“There was something compelling about Harth, in that first blush of kemmer. She was utterly present, in the moment, as only a Haddartha adept can be. I could feel her shadow cast across the room, across the world, sharp-edged and dark, throwing my perceptions into high contrast. I was half in love with her by the end of that story. So I pushed my way through the crowd to introduce myself, and offered to share kemmer with her.”

‘I choose to abstain,’ she said, turning away.

I wanted to catch her by the hand, but rather than touch one in kemmer uninvited I spoke up once more, bold with desire and a flash of intuition. ‘Your sibling would not begrudge you this comfort,’ I told her.

Therem was an accomplished politician, even then. Her body betrayed no reaction, but my words were enough to stop her retreat. She turned to face me. ‘Perhaps it isn’t commonly told in your Domain,’ Therem said, cheeks still wet with tears from her telling of a beloved sibling’s suicide, ‘but ‘The Place Inside the Blizzard’ is a traditional tale, hundreds of years old.’

‘It is an old story,’ I agreed, ‘And there’s good reason it is still told around the hearthfire. You’ve been touched by death, but you still breathe, you still feel the fever of kemmer. ‘Life and death, lying together like lovers in kemmer, like hands joined together, like the end and the way.’”

Something about the ancient poem broke through her reserve. Therem took a hard, shuddering breath, then closed her eyes and took a more controlled one, applying the disciplines. Once she had settled down to a fine tremble of kemmer hormones and restraint she reached out to me and tipped my chin up, looking me searchingly in the eye.

“‘I won’t be able to give you what you want,’ your father warned me.

‘Give me what you can,’ I told her. ‘And that will be enough.’”

Alli threw their arms around me and hugged me tight. “Harth gave me to you, me and Niman,” they said fiercely.

I held them close under the blankets. “That took another year. But yes, once we vowed kemmering, Harth gave you to me. And then they gave the greatest gift of all to you.”

“To me?” Alli asked, full of the caution and curiosity inspired by an infamous father whose face they hardly remembered, that they knew through Therem’s voice recordings, my stories, and vicious rumor.

“Harth put their hand upon the great wheel and brought down the people of the stars,” I whispered, this truth too new and fragile to be spoken aloud. “They gave their life to bring you all the people whose suns shine in the night sky.”

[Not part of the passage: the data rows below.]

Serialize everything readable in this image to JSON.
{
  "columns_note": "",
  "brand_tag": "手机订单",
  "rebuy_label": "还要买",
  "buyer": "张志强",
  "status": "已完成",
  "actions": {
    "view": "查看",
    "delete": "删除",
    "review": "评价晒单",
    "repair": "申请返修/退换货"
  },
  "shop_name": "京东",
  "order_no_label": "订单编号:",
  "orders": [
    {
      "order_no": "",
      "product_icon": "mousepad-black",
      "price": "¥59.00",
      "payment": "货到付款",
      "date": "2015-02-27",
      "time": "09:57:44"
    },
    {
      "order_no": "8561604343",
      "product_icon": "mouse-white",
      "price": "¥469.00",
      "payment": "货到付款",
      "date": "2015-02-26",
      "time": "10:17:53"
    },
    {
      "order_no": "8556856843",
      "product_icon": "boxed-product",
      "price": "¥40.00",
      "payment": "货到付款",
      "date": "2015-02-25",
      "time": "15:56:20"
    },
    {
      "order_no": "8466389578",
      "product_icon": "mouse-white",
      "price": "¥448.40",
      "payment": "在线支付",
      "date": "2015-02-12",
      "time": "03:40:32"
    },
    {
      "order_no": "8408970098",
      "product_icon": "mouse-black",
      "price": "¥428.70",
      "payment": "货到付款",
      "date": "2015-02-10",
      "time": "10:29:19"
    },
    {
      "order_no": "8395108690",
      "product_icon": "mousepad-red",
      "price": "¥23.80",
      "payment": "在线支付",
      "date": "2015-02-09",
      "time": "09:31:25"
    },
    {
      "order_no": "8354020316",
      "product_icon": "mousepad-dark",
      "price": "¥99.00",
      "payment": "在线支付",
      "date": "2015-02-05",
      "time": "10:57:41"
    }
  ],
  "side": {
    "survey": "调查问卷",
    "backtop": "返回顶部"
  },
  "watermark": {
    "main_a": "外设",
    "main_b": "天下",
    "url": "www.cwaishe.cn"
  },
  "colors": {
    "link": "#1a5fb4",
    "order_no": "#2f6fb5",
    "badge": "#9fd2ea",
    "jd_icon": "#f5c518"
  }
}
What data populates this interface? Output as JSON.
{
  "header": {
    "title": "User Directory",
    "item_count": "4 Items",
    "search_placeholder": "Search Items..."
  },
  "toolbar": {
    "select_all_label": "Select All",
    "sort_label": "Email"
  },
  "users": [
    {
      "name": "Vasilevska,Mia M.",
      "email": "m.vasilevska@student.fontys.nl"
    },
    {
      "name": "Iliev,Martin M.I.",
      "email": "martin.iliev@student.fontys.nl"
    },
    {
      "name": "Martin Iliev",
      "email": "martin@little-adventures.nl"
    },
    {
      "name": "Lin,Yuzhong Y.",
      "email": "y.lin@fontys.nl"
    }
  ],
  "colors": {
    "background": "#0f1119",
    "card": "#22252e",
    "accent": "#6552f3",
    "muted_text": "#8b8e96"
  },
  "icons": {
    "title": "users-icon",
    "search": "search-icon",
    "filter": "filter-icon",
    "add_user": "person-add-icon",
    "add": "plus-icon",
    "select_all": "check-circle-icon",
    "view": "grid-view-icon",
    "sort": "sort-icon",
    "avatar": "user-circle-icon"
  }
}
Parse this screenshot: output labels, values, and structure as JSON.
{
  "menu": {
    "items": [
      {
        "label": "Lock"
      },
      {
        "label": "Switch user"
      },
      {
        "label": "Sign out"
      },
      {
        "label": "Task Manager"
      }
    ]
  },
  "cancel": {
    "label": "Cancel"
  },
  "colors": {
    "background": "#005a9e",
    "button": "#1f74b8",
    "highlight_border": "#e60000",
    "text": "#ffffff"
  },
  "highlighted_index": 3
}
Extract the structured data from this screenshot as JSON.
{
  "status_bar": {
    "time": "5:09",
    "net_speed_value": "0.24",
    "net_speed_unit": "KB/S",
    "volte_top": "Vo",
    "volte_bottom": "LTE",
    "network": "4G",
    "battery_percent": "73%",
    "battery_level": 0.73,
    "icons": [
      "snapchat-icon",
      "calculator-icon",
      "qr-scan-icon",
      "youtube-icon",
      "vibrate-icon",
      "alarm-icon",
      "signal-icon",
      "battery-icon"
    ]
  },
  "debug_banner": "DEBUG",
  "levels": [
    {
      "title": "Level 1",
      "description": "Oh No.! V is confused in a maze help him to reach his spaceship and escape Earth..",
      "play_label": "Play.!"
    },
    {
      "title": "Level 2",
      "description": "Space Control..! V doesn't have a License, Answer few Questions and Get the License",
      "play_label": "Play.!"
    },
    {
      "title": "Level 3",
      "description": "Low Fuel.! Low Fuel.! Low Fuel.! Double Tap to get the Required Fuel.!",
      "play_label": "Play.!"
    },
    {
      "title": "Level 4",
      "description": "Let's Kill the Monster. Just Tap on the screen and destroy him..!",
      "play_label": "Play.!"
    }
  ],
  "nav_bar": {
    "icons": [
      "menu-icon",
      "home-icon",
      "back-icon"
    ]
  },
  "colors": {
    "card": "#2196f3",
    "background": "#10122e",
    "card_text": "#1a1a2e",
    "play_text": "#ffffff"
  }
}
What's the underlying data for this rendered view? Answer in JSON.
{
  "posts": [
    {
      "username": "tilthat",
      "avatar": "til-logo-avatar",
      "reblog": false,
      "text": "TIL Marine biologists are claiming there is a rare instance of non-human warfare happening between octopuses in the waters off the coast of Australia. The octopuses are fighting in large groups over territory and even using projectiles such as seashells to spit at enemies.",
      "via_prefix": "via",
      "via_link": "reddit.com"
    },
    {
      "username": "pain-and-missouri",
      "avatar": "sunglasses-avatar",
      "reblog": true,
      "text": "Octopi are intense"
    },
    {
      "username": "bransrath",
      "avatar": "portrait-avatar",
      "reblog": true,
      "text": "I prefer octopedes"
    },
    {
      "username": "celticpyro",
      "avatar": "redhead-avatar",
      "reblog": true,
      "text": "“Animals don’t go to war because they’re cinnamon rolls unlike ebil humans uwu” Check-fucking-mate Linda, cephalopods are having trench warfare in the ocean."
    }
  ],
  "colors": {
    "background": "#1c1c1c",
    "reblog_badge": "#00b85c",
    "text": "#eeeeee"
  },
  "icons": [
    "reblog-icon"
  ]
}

At that, Alli wept, finally, for the father they had lost. I rocked them to sleep, blew out the candle, and blessed the darkness before lifting my chin high and heading back into the hall to face my clan.